**EXERCISE DATA**
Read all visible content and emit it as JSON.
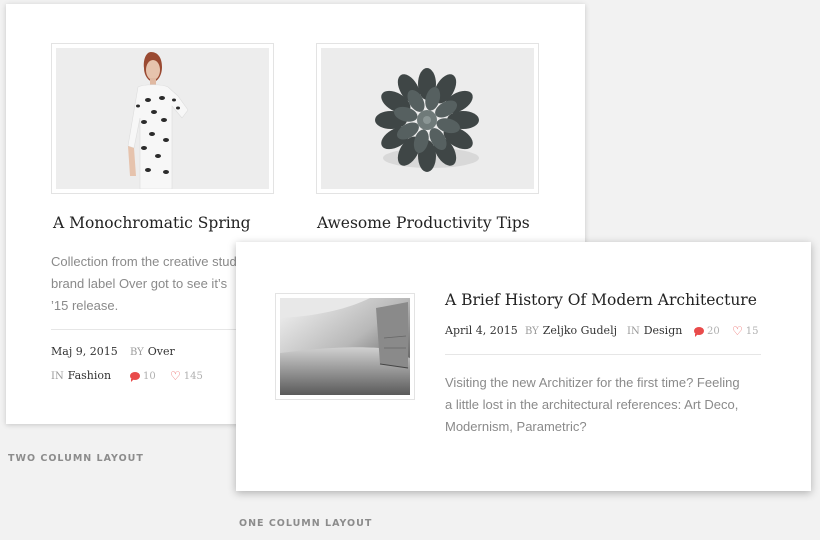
{
  "two_column": {
    "caption": "TWO COLUMN LAYOUT",
    "posts": [
      {
        "image": "fashion-model-photo",
        "title": "A Monochromatic Spring",
        "excerpt_lines": [
          "Collection from the creative studio",
          "brand label Over got to see it’s",
          "’15 release."
        ],
        "date": "Maj 9, 2015",
        "by_label": "BY",
        "author": "Over",
        "in_label": "IN",
        "category": "Fashion",
        "comments": "10",
        "likes": "145"
      },
      {
        "image": "succulent-plant-photo",
        "title": "Awesome Productivity Tips"
      }
    ]
  },
  "one_column": {
    "caption": "ONE COLUMN LAYOUT",
    "post": {
      "image": "architecture-photo",
      "title": "A Brief History Of Modern Architecture",
      "date": "April 4, 2015",
      "by_label": "BY",
      "author": "Zeljko Gudelj",
      "in_label": "IN",
      "category": "Design",
      "comments": "20",
      "likes": "15",
      "excerpt_lines": [
        "Visiting the new Architizer for the first time? Feeling",
        "a little lost in the architectural references: Art Deco,",
        "Modernism, Parametric?"
      ]
    }
  },
  "colors": {
    "accent": "#e94b4b",
    "muted_text": "#8a8a8a",
    "background": "#f2f2f2"
  }
}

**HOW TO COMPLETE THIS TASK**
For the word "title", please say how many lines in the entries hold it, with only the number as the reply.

**SOLUTION TO THIS TASK**
3